I also suggested that they distinguish between minor disagreements and major differences in values. Because Nicole and Michael shared many core values, I hoped that in conversations at home they’d be able to differentiate between their different political preferences and their shared core values. This proved to be difficult for them, and they ultimately decided to save certain conversations for the safety of the therapy session.
Nicole and Michael’s marriage had a strong foundation, and they were willing to do the hard work of trying to improve their communication. Couples who don’t have that foundation may have a more difficult time seeing their political differences as anything but irreconcilable. In those cases, we can try to help them repair their relationships by focusing on helping them see that that fears, not disrespect, motivate their anger.
Today, Nicole and Michael are still going strong, even as they continue to vote for different candidates. Sure, sometimes they’re tempted to fall back into their old pattern when politics come up, but they’re now able to be more patient and respectful toward each other during these difficult conversations, because they know that they both want what’s best for each other and their family. They admit their frustration while reminding each other that their marriage is worth the effort. Sometimes, they’re even able to debate without becoming hostile, and try to “win” not by fully persuading the other but by managing to say things like, “Alright, there is merit to that logic. I’m still not changing my vote, but I can see why you might vote differently.”
As for me, the more I honestly explore and understand my own political preferences and values, the more I’ll be able to empathize with clients’ efforts to sort through what their political beliefs mean for them and their relationships.
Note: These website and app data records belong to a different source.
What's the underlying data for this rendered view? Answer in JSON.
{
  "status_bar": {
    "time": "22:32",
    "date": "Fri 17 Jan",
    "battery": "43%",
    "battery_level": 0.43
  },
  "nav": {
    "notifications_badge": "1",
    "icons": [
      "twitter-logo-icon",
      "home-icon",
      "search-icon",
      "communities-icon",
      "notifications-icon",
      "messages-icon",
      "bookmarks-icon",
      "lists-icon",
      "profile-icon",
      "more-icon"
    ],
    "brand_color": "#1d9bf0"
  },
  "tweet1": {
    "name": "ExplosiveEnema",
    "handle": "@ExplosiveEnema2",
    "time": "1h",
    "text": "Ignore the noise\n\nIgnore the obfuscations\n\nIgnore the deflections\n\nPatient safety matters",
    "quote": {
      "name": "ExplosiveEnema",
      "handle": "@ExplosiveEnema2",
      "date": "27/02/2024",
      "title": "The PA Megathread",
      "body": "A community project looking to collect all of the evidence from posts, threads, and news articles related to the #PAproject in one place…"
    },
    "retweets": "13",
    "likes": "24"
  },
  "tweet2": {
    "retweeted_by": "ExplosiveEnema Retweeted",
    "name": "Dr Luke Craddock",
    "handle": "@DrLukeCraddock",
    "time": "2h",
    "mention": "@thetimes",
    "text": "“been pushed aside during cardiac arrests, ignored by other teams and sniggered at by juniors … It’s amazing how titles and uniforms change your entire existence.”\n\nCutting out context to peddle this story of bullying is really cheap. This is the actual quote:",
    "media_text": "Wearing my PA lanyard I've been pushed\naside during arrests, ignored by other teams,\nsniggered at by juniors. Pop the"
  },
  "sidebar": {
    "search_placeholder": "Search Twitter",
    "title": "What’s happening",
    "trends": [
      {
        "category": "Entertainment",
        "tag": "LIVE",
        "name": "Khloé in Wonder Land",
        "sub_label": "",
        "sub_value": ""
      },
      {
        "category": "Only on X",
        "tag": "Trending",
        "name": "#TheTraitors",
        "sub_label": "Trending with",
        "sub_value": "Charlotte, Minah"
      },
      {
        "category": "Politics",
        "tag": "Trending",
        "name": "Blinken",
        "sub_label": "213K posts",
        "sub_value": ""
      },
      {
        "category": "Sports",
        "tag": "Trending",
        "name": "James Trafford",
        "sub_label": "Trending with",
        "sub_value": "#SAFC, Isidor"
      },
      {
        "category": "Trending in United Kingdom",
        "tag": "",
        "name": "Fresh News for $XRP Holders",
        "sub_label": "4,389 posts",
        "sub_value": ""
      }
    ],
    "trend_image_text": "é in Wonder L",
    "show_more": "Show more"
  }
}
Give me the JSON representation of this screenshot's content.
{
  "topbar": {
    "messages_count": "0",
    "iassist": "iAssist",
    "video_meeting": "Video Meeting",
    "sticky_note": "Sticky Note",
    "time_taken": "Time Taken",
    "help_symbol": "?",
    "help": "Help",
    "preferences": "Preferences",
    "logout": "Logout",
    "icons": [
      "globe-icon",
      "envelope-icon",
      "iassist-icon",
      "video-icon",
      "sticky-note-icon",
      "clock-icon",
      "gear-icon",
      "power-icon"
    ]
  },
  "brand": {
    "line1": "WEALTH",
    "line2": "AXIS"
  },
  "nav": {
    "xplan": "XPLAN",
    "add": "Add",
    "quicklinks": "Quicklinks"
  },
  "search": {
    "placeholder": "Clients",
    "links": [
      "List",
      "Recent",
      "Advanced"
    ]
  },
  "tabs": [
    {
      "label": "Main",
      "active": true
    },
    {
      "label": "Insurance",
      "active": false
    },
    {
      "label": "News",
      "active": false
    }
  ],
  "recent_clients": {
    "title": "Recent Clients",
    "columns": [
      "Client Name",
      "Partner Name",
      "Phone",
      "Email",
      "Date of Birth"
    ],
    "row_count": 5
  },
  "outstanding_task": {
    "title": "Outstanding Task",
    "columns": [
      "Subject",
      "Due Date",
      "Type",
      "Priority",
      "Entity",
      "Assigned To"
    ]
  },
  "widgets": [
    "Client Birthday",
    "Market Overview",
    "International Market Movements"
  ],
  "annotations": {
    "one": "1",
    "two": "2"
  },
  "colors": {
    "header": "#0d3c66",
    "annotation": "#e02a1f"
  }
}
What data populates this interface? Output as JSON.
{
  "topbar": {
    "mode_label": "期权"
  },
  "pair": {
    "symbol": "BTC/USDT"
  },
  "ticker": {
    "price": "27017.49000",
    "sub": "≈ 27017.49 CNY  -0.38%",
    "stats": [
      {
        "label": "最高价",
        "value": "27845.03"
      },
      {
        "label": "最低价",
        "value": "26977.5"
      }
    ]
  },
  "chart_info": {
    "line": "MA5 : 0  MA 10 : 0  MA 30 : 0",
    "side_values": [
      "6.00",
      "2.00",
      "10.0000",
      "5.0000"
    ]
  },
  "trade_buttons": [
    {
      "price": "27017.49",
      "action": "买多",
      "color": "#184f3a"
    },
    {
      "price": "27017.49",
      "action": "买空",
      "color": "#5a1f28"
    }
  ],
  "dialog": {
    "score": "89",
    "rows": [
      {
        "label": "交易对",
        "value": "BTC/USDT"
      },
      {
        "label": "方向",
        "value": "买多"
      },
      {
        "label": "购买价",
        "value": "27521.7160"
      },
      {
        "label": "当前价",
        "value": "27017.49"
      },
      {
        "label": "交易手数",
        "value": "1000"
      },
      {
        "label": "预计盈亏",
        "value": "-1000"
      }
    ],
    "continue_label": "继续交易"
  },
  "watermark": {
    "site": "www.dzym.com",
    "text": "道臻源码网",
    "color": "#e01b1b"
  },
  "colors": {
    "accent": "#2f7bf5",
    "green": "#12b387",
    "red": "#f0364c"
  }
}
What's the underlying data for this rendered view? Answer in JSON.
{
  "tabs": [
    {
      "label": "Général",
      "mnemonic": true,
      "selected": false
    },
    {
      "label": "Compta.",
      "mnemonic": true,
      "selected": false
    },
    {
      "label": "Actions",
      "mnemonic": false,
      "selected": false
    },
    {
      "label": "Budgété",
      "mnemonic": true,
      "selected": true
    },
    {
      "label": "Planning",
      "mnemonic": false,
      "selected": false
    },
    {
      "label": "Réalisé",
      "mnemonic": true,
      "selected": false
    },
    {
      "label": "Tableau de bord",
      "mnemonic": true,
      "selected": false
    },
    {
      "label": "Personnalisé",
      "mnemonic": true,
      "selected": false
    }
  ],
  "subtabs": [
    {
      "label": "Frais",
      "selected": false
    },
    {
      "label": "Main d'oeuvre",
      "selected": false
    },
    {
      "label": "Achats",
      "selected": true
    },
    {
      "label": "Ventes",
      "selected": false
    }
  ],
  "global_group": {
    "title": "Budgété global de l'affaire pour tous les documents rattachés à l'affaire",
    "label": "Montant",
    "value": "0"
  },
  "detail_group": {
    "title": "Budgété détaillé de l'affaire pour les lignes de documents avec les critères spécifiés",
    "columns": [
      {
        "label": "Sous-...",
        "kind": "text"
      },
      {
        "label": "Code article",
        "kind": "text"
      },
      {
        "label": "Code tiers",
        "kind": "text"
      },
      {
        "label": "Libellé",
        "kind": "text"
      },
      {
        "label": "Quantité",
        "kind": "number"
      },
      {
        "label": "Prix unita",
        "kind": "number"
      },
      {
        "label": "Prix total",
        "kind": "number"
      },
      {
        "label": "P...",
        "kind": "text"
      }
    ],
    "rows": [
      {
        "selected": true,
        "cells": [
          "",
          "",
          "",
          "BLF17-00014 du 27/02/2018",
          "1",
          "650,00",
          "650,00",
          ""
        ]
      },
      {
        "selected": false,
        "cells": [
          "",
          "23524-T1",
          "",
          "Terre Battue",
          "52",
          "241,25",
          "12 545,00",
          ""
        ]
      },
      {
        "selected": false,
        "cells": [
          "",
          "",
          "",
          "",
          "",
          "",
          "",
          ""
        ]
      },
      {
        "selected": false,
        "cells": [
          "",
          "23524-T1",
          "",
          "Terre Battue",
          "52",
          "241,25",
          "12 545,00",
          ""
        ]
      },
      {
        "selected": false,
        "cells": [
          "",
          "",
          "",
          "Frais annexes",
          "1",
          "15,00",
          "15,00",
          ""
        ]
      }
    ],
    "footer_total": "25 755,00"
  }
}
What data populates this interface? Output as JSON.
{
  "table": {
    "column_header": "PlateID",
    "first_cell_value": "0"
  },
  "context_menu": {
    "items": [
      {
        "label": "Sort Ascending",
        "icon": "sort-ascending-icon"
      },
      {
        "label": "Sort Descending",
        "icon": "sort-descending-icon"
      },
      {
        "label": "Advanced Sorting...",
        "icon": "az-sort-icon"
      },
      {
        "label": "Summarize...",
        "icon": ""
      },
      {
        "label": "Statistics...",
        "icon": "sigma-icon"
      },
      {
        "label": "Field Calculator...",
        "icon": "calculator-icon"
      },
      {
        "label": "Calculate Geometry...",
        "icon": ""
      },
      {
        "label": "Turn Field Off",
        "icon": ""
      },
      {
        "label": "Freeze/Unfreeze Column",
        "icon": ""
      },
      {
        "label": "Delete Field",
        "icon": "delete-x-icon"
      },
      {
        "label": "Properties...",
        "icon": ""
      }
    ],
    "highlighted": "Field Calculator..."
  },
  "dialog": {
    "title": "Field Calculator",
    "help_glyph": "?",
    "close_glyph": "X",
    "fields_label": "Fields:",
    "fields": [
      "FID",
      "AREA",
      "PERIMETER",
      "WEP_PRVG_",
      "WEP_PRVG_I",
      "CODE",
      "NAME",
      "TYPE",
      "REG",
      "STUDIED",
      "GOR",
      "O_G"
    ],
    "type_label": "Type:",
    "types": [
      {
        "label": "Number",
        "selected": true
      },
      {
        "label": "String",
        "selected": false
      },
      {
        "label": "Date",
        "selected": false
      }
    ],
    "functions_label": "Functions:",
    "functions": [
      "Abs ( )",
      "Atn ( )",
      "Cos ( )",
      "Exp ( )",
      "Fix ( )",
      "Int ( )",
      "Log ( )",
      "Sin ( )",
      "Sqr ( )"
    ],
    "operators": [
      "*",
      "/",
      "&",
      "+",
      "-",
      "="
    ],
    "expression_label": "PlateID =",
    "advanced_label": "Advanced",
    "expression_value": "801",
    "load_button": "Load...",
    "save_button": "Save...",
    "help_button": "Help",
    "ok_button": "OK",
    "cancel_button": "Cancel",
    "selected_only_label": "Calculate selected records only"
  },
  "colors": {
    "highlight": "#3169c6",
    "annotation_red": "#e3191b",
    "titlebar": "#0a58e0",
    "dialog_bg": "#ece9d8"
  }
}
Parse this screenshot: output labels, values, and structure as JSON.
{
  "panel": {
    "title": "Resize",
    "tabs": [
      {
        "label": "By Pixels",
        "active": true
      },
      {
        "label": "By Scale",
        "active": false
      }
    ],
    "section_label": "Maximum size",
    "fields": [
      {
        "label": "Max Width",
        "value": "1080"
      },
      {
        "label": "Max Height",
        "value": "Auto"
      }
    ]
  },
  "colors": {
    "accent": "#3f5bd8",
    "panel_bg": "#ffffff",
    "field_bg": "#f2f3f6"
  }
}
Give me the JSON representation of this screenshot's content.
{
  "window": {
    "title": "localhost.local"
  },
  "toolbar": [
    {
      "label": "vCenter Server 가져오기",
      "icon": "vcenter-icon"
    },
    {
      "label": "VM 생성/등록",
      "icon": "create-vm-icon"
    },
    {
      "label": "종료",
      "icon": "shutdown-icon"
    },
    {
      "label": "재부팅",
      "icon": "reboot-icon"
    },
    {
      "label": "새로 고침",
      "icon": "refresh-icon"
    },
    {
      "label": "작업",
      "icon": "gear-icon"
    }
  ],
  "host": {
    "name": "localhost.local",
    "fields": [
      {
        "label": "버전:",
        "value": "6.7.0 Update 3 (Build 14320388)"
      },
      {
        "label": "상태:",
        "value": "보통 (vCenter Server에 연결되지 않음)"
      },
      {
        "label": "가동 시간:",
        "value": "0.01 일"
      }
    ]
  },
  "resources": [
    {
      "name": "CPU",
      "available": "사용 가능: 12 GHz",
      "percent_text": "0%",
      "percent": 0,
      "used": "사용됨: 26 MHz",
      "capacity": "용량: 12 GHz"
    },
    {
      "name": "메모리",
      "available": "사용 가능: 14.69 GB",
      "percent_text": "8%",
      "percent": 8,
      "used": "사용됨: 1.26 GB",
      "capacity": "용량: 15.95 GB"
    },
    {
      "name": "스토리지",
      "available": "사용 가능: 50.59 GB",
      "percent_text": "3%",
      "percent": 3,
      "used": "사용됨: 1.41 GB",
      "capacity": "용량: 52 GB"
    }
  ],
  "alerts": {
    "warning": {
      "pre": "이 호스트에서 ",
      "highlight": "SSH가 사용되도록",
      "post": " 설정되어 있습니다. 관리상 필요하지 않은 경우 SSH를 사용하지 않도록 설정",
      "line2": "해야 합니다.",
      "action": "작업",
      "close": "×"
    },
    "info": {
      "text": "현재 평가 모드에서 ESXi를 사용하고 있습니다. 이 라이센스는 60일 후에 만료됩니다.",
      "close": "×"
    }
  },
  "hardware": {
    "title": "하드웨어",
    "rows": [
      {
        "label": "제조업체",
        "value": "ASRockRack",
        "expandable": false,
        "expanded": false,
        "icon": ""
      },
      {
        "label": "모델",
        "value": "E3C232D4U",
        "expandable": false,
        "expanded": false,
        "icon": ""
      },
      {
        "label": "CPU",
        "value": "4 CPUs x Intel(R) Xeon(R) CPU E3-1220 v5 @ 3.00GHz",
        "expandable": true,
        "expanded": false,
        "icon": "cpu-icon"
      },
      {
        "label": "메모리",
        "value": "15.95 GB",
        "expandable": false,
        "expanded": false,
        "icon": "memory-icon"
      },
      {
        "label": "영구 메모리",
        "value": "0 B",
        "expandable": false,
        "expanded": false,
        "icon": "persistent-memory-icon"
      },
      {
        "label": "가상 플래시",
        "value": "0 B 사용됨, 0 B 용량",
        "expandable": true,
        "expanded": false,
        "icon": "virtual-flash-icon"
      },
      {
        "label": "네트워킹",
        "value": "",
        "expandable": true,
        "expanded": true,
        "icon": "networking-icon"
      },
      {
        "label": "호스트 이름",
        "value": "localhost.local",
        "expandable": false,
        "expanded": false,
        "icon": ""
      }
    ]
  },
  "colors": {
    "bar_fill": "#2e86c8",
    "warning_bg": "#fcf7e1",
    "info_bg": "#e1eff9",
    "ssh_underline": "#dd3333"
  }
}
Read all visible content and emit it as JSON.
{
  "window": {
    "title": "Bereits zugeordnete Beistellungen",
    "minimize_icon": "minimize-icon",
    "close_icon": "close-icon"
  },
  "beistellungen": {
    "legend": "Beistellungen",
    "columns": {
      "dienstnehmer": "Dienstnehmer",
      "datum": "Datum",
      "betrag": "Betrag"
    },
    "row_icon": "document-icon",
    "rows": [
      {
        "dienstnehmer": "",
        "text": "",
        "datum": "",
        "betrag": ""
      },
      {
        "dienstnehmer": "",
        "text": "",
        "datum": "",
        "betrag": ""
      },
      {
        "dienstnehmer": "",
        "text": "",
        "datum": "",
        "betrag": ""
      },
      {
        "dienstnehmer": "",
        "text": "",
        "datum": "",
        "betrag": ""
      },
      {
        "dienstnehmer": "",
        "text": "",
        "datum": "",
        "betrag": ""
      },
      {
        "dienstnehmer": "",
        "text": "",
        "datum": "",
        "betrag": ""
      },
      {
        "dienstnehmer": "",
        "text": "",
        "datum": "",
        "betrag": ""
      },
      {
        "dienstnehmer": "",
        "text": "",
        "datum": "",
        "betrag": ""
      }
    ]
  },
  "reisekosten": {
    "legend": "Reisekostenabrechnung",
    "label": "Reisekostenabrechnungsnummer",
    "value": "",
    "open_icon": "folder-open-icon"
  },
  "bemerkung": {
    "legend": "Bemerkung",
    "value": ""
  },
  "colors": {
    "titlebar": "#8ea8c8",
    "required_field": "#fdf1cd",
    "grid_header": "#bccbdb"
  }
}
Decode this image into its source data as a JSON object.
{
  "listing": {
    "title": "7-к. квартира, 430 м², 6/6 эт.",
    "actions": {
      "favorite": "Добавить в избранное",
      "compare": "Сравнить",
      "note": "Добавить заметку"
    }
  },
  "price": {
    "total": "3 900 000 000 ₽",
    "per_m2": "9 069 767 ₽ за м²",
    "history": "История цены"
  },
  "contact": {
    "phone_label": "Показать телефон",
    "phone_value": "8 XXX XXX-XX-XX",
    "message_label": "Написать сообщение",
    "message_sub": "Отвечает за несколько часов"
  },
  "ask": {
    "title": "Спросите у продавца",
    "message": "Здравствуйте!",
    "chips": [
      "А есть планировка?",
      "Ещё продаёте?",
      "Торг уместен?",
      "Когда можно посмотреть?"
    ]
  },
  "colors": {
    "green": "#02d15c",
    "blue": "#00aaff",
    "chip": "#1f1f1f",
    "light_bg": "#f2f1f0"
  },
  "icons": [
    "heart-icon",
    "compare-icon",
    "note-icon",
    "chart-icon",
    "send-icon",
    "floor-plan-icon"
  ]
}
My goal is to ensure that every client feels empathy, regardless of whether we vote for the same political party, so I model affirming the validity of multiple perspectives. In the therapeutic environment, that means focusing less on justifying laws and policies than on validating the fears, desires, and hopes of the people who promote them. When mental health professionals model empathy despite differences, we plant seeds that can reduce the vitriol in polarized conversations around the world.
Lambers Fisher, MS, LMFT, MDIV, is a marriage and family therapist who has counseled individuals, couples, and families from a variety of cultural backgrounds, in private practice, non-profit organization, as well as ministry environments. He has a strong desire to help counseling professionals in various fields feel more comfortable, competent and confident in their ability to meet the needs of whomever they have the opportunity to serve. Lambers’ training experience includes facilitating workshops, guest lecturing, as well as being an adjunct instructor at Crown College on various aspects of diversity in counseling. Lambers supervises aspiring therapists as a board-approved supervisor for the Minnesota Board of Marriage & Family Therapists as well as the Minnesota Board of Behavioral Health.